--- DATA TO EXAMINE ---

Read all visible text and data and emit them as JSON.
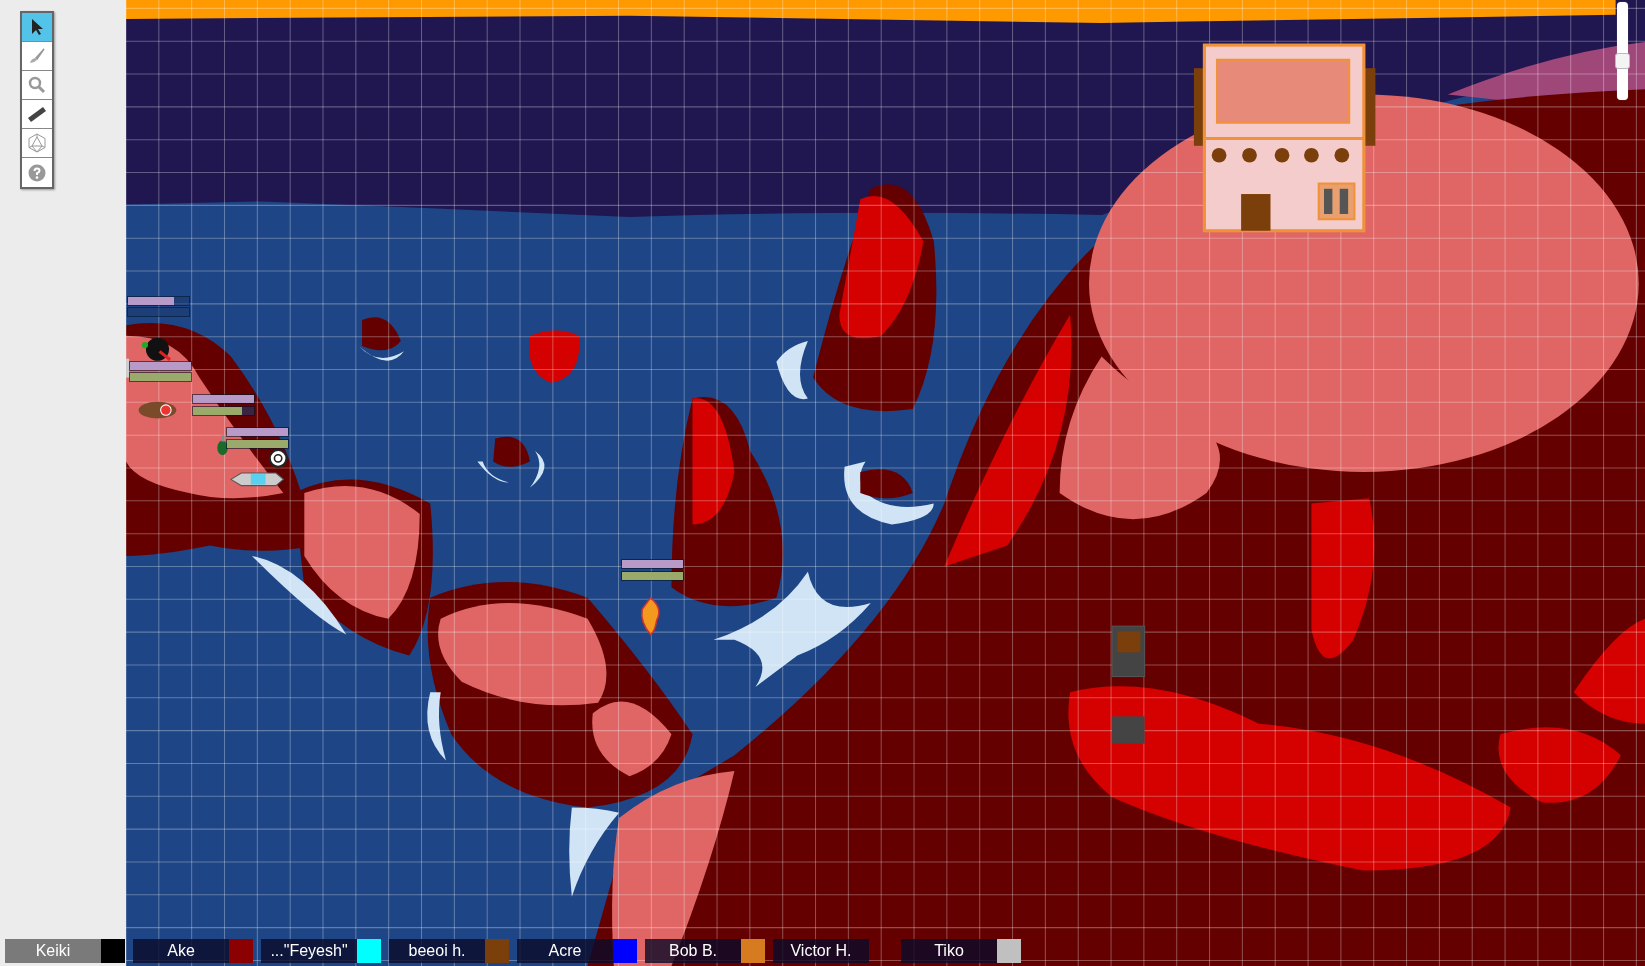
{
  "toolbar": {
    "tools": [
      {
        "kind": "select",
        "selected": true
      },
      {
        "kind": "brush",
        "selected": false
      },
      {
        "kind": "zoom",
        "selected": false
      },
      {
        "kind": "ruler",
        "selected": false
      },
      {
        "kind": "dice",
        "selected": false
      },
      {
        "kind": "help",
        "selected": false
      }
    ]
  },
  "zoom_slider": {
    "level": 0.38
  },
  "tokens": [
    {
      "kind": "ball",
      "bars": [
        {
          "level": 0.75
        },
        {
          "level": 0
        }
      ]
    },
    {
      "kind": "partial",
      "bars": [
        {
          "level": 1
        },
        {
          "level": 1
        }
      ]
    },
    {
      "kind": "bear",
      "bars": [
        {
          "level": 1
        },
        {
          "level": 0.8
        }
      ]
    },
    {
      "kind": "duck",
      "bars": [
        {
          "level": 1
        },
        {
          "level": 1
        }
      ]
    },
    {
      "kind": "snail"
    },
    {
      "kind": "rocket"
    },
    {
      "kind": "fire",
      "bars": [
        {
          "level": 1
        },
        {
          "level": 1
        }
      ]
    }
  ],
  "players": [
    {
      "name": "Keiki",
      "color": "#000000",
      "selected": true
    },
    {
      "name": "Ake",
      "color": "#8b0000",
      "selected": false
    },
    {
      "name": "...\"Feyesh\"",
      "color": "#00ffff",
      "selected": false
    },
    {
      "name": "beeoi h.",
      "color": "#7a3f0a",
      "selected": false
    },
    {
      "name": "Acre",
      "color": "#0000ff",
      "selected": false
    },
    {
      "name": "Bob B.",
      "color": "#d67b1f",
      "selected": false
    },
    {
      "name": "Victor H.",
      "selected": false
    },
    {
      "name": "Tiko",
      "color": "#c0c0c0",
      "selected": false
    }
  ]
}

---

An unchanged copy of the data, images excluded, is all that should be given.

Read all visible text and data and emit them as JSON.
{
  "toolbar": {
    "tools": [
      {
        "kind": "select",
        "selected": true
      },
      {
        "kind": "brush",
        "selected": false
      },
      {
        "kind": "zoom",
        "selected": false
      },
      {
        "kind": "ruler",
        "selected": false
      },
      {
        "kind": "dice",
        "selected": false
      },
      {
        "kind": "help",
        "selected": false
      }
    ]
  },
  "zoom_slider": {
    "level": 0.38
  },
  "tokens": [
    {
      "kind": "ball",
      "bars": [
        {
          "level": 0.75
        },
        {
          "level": 0
        }
      ]
    },
    {
      "kind": "partial",
      "bars": [
        {
          "level": 1
        },
        {
          "level": 1
        }
      ]
    },
    {
      "kind": "bear",
      "bars": [
        {
          "level": 1
        },
        {
          "level": 0.8
        }
      ]
    },
    {
      "kind": "duck",
      "bars": [
        {
          "level": 1
        },
        {
          "level": 1
        }
      ]
    },
    {
      "kind": "snail"
    },
    {
      "kind": "rocket"
    },
    {
      "kind": "fire",
      "bars": [
        {
          "level": 1
        },
        {
          "level": 1
        }
      ]
    }
  ],
  "players": [
    {
      "name": "Keiki",
      "color": "#000000",
      "selected": true
    },
    {
      "name": "Ake",
      "color": "#8b0000",
      "selected": false
    },
    {
      "name": "...\"Feyesh\"",
      "color": "#00ffff",
      "selected": false
    },
    {
      "name": "beeoi h.",
      "color": "#7a3f0a",
      "selected": false
    },
    {
      "name": "Acre",
      "color": "#0000ff",
      "selected": false
    },
    {
      "name": "Bob B.",
      "color": "#d67b1f",
      "selected": false
    },
    {
      "name": "Victor H.",
      "selected": false
    },
    {
      "name": "Tiko",
      "color": "#c0c0c0",
      "selected": false
    }
  ]
}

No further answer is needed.